- [WORK ITEM]: Count how many lines of the data include "desc". The answer is that number and nothing else.

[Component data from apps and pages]
——

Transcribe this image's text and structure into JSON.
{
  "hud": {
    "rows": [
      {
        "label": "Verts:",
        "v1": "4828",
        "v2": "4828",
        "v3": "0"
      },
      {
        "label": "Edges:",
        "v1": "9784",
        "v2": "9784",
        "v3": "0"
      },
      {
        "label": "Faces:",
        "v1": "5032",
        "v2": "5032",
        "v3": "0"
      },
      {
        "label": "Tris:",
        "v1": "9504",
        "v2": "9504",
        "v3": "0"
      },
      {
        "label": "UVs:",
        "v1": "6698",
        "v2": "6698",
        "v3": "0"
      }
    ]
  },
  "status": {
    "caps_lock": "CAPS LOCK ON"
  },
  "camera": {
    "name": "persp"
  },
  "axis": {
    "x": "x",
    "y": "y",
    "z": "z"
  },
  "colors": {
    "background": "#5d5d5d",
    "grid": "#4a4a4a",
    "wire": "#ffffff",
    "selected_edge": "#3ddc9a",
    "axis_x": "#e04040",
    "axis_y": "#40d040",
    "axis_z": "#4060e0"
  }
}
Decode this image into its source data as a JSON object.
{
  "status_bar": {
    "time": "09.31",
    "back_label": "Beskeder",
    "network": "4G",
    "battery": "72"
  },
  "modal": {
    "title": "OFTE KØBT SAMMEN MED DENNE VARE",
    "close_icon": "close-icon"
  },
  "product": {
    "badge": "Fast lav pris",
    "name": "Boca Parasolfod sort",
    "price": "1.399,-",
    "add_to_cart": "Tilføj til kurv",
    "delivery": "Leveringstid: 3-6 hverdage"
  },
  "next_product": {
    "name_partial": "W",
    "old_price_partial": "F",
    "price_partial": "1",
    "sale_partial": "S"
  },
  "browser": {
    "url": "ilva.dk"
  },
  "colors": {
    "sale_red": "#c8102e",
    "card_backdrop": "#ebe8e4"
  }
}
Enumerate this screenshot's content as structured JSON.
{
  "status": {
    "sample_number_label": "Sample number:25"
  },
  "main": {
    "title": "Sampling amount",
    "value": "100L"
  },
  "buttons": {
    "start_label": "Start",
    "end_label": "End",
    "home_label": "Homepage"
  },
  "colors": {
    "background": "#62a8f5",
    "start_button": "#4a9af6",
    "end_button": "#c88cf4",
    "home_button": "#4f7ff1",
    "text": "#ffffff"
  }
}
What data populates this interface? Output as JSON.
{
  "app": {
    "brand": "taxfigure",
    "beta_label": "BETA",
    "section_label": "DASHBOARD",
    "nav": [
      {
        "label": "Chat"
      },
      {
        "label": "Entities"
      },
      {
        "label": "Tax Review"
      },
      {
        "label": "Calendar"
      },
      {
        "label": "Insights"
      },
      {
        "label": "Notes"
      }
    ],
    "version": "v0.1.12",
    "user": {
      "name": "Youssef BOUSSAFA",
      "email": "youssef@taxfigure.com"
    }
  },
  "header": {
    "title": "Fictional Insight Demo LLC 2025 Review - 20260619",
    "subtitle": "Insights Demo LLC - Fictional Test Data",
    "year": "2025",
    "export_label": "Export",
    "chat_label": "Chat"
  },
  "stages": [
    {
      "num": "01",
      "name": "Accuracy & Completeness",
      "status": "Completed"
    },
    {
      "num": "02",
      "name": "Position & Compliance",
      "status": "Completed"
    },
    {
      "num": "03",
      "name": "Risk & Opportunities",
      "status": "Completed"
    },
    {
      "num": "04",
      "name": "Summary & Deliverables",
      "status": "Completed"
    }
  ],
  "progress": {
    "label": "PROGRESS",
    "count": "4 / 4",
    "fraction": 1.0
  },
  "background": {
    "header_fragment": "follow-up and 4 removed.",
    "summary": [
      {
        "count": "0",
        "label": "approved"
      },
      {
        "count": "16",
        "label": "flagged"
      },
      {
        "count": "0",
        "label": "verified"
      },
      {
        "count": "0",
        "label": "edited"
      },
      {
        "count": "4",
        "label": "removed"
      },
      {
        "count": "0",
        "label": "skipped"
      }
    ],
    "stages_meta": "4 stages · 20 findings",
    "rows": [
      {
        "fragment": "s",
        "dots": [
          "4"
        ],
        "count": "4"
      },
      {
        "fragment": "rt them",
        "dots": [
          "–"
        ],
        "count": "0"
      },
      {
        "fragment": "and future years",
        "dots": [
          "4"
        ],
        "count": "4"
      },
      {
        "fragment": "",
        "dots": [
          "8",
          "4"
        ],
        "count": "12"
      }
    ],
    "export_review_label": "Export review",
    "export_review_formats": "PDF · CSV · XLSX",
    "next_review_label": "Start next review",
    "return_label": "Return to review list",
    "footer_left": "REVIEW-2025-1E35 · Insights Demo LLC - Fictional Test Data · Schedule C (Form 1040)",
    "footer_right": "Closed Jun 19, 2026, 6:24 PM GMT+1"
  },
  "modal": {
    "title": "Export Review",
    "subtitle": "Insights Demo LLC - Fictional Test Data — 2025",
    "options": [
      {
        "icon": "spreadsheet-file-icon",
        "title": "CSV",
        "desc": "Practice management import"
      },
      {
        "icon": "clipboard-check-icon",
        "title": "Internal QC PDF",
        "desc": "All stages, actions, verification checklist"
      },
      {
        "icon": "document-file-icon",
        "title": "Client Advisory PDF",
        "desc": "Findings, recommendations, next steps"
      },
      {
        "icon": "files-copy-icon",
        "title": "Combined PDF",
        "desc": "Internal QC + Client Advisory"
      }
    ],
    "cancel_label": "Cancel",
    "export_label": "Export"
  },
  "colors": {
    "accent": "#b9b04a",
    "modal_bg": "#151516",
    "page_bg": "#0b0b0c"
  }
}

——

- [TASK OUTPUT]: 4